It is the ’emergency’ ferry that is costing £1m of public money a month to charter but cannot provide lifeline services on at least one of CalMac’s busiest routes.
But it is not stopping moves to extend the stay of not just one but two emergency ferries.
MV Alfred, which remains out of action having broken down for the second time in a month – is due to make a comeback covering for one of Scottish Government-owned ferry operator CalMac’s busiest routes – to and from Arran on Saturday.
That is after it was discovered it was unable to fit in the port of Stornoway on the Isle of Lewis.
It meant plans for it to provide freight services to and from Lewis had to be scrapped because it cannot fit on a linkspan – a drawbridge used mainly in the operation of moving vehicles on and off a roll-on/roll-off vessels.
MV Alfred, owned by Pentland Ferries, was brought in at the end of April for nine months to begin a charter to help ease lifeline service ‘chaos’ caused by breakdowns of CalMac’s ageing fleet.
Now it has emerged that moves are underway to extend the use of MV Alfred as well as making use of another emergency ferry.

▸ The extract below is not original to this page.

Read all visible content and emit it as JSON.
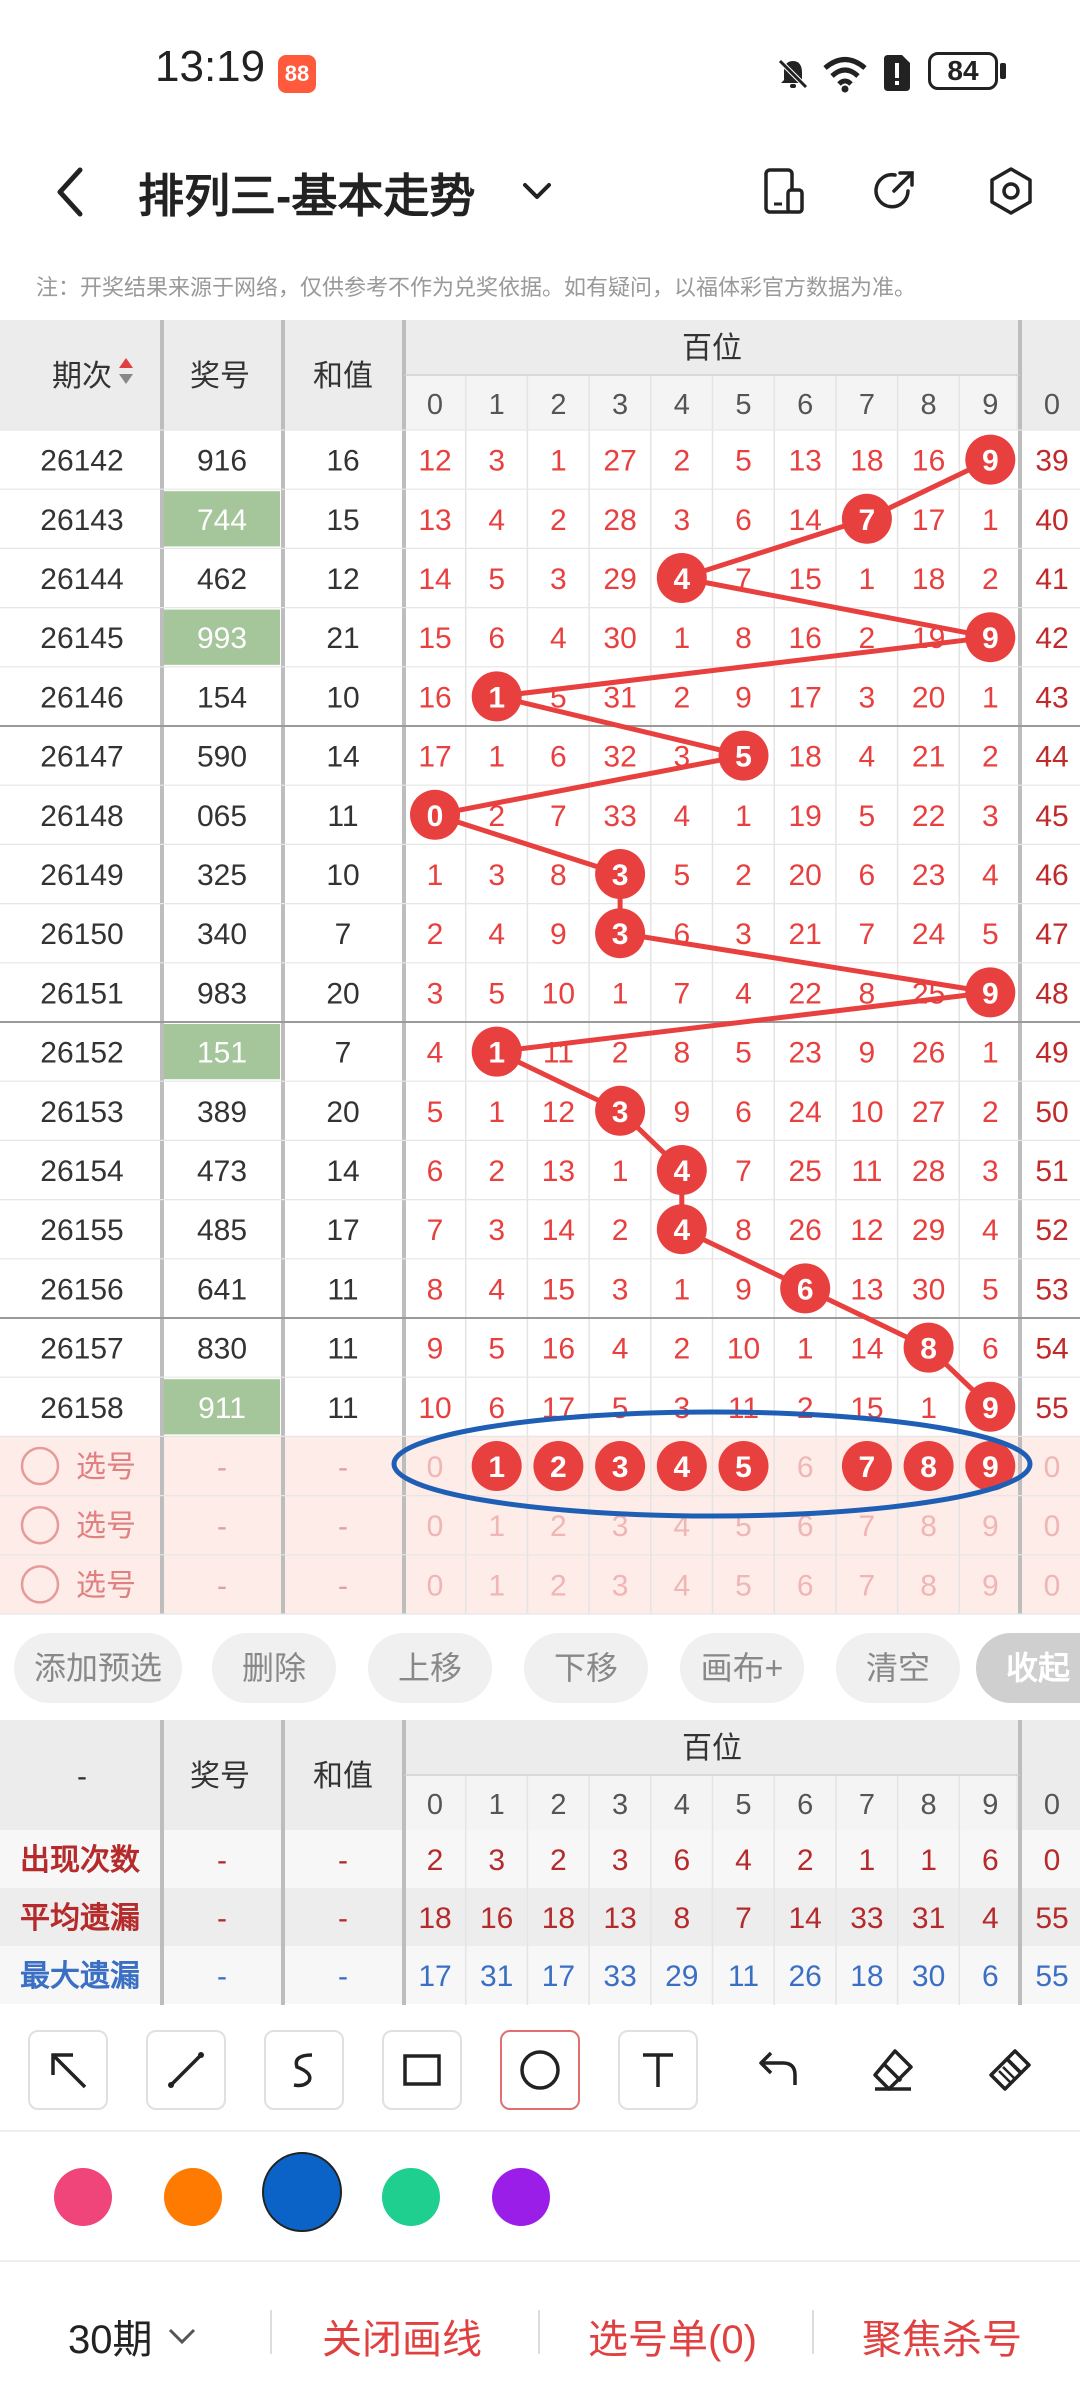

It is understood that there are hopes for an extension of the MV Alfred charter for another six months and perhaps even longer.

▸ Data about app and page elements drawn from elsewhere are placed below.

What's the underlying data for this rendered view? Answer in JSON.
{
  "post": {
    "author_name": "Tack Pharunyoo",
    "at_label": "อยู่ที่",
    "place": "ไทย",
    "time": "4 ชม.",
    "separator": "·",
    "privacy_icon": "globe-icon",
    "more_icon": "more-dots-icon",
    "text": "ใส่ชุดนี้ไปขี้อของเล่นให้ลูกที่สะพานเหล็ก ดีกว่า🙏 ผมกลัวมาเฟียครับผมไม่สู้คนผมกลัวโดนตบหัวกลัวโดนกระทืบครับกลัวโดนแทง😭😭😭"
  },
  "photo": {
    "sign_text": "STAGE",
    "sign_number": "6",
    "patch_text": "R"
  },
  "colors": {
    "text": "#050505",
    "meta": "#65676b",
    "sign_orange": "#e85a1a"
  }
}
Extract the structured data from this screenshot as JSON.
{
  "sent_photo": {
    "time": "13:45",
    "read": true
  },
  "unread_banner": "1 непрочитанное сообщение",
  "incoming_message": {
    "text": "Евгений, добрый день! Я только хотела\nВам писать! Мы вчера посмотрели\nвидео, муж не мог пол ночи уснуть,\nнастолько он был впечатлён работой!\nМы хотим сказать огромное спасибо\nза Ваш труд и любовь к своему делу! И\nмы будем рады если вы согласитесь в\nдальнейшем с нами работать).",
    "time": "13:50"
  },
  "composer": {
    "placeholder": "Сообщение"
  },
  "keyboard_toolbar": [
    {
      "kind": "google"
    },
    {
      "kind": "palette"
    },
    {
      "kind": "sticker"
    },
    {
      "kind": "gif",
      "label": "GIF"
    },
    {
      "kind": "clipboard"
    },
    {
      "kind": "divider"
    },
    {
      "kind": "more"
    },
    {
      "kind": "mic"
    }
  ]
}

Documents seen by The Herald relating to September discussions over ferry services involving CalMac and Transport Scotland show that while not completely agreed yet, CalMac are planning for the summer timetable on the basis that both MV Alfred and another chartered vessel MS Arrow are available.
It comes as doubts have been raised over whether the first of Scotland’s much-delayed ferry fiasco vessels, Glen Sannox, will be ready to go in time for next summer in the wake of further design issues.
A new wave of issues led to the redesign of evacuation routes for the two vessels currently being readied at nationalised Ferguson Marine (Port Glasgow) and was expected to lead to new delays with capital costs now approaching £400m – over four times the original £97m contract.
Before the latest problems, trials of Glen Sannox were not expected to be completed until at least March and CalMac requires a further two months of further trials before it can go into service while the summer season starts around April 1.
A six month extension of MV Alfred based on the current deal would cost taxpayers £6m on top of the £9m already committed.
Freight vessel MS Arrow, which has previously been brought in as an emergency short-term charter, is due to make a comeback and is being chartered from November 2 to 15 and will cover for the Stornoway freight service. CalMac, which has received nearly £900m in taxpayer subsidies from the Scottish Government to run west coast ferry services till 2021/22, has declined to divulge the costs of the public contract saying it is a “commercially confidential contract”.
Scotland’s Ferries | The ‘missing’ £128m in ScotGov’s take on cost of ferries scandal
The Isle of Man government-owned Isle of Man Steam Packet Company bought the vessel for just £8m two years ago.
Two years ago CalMac confirmed it was forking out £11,760-a-day to charter MV Arrow for ten days without the costs associated with crewing, fuelling, and berthing. The details were divulged after Transport Scotland said the public contract was “commercially sensitive”.
The deal to bring in MV Alfred was agreed upon before berthing trials were conducted to find out which ports it was able to operate from.
The vessel, which is at the centre of a crash investigation dating back to the summer of last year, is operated on behalf of CalMac by its owner Pentland Ferries.
CalMac had admitted at the time that it will not be able to deliver services in line with current timetables, due to the vessel’s design and shape.
The 25-year-old Estonia-built MS Arrow, meanwhile, can take up to 65 trailers.
One ferry user group official said that there needed to be a clear idea over what ports could handle MV Alfred and to what degree.
“It shows how desperate things have got that we had chartered at least one vessel without fully knowing what services it can bring and where,” he said. “The fear is that having an extension to the charter is a clear sign of a continuing shift of the timeline for completing of the ferries islanders are crying out.
“The service cannot run with so much uncertainty over so much but CalMac can only work with the tools it has been given.”
MV Alfred is scheduled to come back online on Saturday when it will replace the much larger MV Caledonian Isles, on the busy route to and from Brodick on the Isle of Arran. Caledonian Isles is being used for network berthing trials.
Caledonian Isles, which can carry 1000 passengers, around double the capacity of MV Alfred, is being used for network berthing trials.
The Isle of Arran Ferry Committee has requested that the Scottish Government-owned ferry operator CalMac provides more information about the timetable to be applied.
CalMac told one user group: “We do apologise for this temporary impact to timetabled service, due to the critical need to undertake these berthing trials – however please be assured that should the Caledonian Isles be able to return to the Clyde any earlier than that currently planned, we will of course enable that.”
A Transport Scotland spokesman said: “The current charter is due to expire in January, although there will be additional time added to reflect the period the vessel has been out of service and off charter.”